"The successful privatization of the telecommunication company has made a major contribution to enhancing the role of the private sector in the economy. Nevertheless, Burkina Faso's business environment remains restrictive, requiring further reform to promote private-sector led growth. Likewise, implementation of the governments' anti-corruption strategy will be necessary to improve governance.
"Maintaining debt sustainability will require a commitment from the government and donors to rely mostly on grant financing, in particular for a scaling up of aid. External borrowing should continue to take place on highly concessional terms. Over time, it will be necessary to reduce the overall fiscal deficit including grants to reduce external borrowing requirements and keep external debt at sustainable levels," Mr. Portugal said.
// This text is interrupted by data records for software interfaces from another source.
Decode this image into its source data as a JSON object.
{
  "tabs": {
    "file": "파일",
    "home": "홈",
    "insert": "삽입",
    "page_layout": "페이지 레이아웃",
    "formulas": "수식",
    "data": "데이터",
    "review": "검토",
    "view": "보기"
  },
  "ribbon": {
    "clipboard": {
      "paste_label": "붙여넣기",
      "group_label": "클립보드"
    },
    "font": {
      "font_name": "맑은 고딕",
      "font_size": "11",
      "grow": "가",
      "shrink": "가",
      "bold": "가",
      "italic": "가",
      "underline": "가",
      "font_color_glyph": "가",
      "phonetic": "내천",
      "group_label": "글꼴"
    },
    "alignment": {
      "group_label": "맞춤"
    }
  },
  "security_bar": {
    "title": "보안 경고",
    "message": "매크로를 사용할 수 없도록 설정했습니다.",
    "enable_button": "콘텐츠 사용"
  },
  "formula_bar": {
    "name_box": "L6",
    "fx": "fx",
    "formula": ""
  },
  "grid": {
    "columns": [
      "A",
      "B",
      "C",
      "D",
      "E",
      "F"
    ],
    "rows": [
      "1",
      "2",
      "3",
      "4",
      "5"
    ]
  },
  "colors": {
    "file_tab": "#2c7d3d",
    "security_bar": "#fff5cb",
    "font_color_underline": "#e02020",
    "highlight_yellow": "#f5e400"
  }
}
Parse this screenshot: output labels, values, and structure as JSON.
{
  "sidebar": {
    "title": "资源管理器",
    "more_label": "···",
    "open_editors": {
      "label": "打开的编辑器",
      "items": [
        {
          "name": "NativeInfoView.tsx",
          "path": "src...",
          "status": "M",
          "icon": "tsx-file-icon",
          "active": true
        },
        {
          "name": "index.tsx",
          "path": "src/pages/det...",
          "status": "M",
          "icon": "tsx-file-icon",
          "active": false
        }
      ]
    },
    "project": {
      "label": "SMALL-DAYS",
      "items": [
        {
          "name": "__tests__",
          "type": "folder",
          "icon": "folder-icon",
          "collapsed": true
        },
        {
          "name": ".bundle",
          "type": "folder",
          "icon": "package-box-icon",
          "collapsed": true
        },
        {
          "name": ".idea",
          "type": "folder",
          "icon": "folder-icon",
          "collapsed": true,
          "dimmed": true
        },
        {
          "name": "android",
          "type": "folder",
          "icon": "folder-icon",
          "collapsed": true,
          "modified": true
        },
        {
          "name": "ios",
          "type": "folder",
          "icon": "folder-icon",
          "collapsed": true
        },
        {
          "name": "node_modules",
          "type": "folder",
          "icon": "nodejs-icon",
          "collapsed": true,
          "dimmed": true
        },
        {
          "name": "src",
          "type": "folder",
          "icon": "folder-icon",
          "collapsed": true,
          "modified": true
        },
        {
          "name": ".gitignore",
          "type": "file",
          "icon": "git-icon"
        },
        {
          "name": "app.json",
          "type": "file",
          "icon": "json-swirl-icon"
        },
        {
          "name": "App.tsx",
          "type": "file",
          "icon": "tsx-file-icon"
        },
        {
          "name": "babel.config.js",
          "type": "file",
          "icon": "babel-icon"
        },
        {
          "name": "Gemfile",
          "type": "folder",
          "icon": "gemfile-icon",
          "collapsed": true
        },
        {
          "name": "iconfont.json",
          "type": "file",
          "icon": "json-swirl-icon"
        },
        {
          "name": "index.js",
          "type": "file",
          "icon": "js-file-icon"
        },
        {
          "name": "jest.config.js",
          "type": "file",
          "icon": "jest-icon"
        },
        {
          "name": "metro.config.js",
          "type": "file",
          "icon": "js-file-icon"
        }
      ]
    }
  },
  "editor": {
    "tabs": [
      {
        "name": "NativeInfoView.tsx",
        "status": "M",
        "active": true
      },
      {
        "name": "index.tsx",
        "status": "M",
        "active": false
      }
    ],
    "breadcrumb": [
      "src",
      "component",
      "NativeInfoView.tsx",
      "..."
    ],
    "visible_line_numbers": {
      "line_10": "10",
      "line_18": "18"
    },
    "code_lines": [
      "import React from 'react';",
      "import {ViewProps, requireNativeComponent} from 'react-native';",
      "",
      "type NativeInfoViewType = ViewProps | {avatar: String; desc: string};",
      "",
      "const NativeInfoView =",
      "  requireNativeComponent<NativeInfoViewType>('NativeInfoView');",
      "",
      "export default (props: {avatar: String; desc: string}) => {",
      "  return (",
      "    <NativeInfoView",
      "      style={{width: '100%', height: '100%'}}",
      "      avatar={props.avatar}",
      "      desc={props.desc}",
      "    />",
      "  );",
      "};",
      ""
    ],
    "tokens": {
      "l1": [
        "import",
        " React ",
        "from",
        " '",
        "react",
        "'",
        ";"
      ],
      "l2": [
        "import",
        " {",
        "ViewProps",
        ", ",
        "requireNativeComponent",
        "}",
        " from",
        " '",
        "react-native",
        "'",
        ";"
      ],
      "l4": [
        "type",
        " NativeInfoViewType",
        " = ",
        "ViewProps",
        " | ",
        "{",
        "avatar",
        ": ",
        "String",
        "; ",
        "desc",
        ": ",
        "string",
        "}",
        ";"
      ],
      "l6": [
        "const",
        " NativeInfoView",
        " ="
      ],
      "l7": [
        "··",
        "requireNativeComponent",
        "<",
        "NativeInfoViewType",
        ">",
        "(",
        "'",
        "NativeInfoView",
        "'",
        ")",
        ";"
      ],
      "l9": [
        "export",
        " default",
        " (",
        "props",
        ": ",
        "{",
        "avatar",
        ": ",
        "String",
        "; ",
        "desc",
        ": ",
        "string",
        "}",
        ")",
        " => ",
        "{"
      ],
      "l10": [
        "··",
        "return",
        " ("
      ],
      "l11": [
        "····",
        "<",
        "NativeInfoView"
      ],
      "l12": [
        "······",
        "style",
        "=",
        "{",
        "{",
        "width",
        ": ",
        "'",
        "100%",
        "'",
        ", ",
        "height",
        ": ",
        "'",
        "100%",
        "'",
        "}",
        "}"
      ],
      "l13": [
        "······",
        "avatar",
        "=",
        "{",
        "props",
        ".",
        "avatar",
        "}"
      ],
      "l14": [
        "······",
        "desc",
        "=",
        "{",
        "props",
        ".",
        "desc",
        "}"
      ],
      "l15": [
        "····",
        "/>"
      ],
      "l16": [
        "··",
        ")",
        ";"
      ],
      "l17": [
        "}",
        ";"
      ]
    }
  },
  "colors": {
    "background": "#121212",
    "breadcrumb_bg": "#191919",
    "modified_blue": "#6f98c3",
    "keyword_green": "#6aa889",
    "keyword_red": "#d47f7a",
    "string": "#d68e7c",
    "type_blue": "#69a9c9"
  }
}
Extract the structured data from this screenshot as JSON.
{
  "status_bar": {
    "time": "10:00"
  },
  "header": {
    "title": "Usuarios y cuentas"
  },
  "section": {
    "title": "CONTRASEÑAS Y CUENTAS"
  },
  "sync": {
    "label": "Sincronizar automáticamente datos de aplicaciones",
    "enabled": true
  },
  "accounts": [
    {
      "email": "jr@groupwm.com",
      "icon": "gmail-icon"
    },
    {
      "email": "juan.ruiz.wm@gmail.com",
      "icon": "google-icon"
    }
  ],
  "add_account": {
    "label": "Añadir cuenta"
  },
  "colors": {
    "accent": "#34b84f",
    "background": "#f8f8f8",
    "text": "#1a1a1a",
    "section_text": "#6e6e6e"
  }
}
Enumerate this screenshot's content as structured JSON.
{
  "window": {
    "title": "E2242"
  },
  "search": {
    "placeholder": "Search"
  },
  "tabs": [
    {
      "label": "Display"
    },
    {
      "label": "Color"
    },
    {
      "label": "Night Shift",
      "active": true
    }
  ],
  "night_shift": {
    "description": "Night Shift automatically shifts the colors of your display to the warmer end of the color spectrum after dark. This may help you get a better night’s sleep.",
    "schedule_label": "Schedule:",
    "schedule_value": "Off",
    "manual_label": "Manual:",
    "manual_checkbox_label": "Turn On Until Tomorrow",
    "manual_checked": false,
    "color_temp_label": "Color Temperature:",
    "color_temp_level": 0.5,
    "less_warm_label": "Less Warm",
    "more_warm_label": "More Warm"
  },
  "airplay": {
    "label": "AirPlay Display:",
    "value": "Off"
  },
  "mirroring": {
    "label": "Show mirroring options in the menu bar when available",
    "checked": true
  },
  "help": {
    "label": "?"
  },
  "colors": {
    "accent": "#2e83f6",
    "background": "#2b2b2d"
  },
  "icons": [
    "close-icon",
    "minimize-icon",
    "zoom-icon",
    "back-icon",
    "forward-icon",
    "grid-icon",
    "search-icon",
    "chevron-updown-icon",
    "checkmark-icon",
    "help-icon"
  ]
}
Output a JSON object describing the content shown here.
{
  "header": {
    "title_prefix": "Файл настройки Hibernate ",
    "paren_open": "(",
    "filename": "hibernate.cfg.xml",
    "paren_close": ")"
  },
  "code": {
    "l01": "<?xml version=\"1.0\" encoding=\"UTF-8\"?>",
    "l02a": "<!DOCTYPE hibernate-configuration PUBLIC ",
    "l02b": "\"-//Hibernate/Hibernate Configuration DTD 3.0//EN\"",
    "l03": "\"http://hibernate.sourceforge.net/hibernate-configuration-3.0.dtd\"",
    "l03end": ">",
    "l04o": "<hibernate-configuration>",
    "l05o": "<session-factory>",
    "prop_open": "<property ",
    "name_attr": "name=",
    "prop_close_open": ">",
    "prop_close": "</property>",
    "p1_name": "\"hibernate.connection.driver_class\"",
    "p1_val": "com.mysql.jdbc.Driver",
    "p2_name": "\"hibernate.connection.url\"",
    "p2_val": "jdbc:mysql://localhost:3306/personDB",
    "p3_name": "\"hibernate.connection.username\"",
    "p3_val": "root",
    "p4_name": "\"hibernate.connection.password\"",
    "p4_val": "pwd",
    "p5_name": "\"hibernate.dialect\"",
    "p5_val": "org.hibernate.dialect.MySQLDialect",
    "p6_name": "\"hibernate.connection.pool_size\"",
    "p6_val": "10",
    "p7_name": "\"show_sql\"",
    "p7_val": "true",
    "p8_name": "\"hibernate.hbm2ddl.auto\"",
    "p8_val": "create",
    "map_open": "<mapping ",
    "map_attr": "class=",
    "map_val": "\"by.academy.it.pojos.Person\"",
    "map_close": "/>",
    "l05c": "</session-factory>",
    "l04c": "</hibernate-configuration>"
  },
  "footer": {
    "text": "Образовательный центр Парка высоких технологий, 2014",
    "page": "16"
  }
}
Recent Economic Developments
Macroeconomic performance under the previous PRGF arrangement (2003-2006) was good, with a real GDP above 6 percent and a low and stable inflation despite financial difficulties in the cotton sector. Average inflation declined to 2.4 percent. Cereal and cotton production were boosted by favorable rainfall and activity also picked up in the construction and service sectors. However, low revenues overshadowed fiscal performance in 2006. They were 0.9 percent of GDP lower than projected during the sixth review of the previous PRGF arrangement, mainly because profit taxes and taxes on domestic goods and services underperformed. Nevertheless, the overall fiscal balance met earlier projections. The deficit including grants on a commitment basis was 5.2 percent of GDP, as projected, but on a cash basis, it was 1.2 percent of GDP lower than expected because of payment delays in the face of financial constraints.
In 2006, Burkina Faso received debt relief of about 21 percent of GDP through the Multilateral Debt Relief Initiative (MDRI). This will provide an average annual flow relief of 0.4 percent of GDP through 2010.
The primary objectives of the new program are to prepare the way to meeting the Millennium Development Goals (MDGs) while keeping the economy stable. Macroeconomic performance in 2007 is expected to be favorable, with real GDP growth stable at 6 ½ percent. The processing of the record 2006 cotton harvest, a positive fiscal impulse, and the expected improvement in the terms of trade form the basis for this projection. However, downside risks related to financial difficulties in the cotton sector exist and will have to be addressed.
Despite a moderate increase in revenues, the fiscal stance in 2007 is expected to be expansionary. The tax ratio will increase by ½ percent of GDP, capturing the effects of recent revenue administration reforms. Fiscal deficit will decline during the program as revenue collection efforts gain ground.
The structural reform agenda will mainly focus on modernizing tax administration and the cotton sector. Computerizing the tax payer office and improving collections enforcement and tax dispute resolution are some of the key elements of the tax administration reform.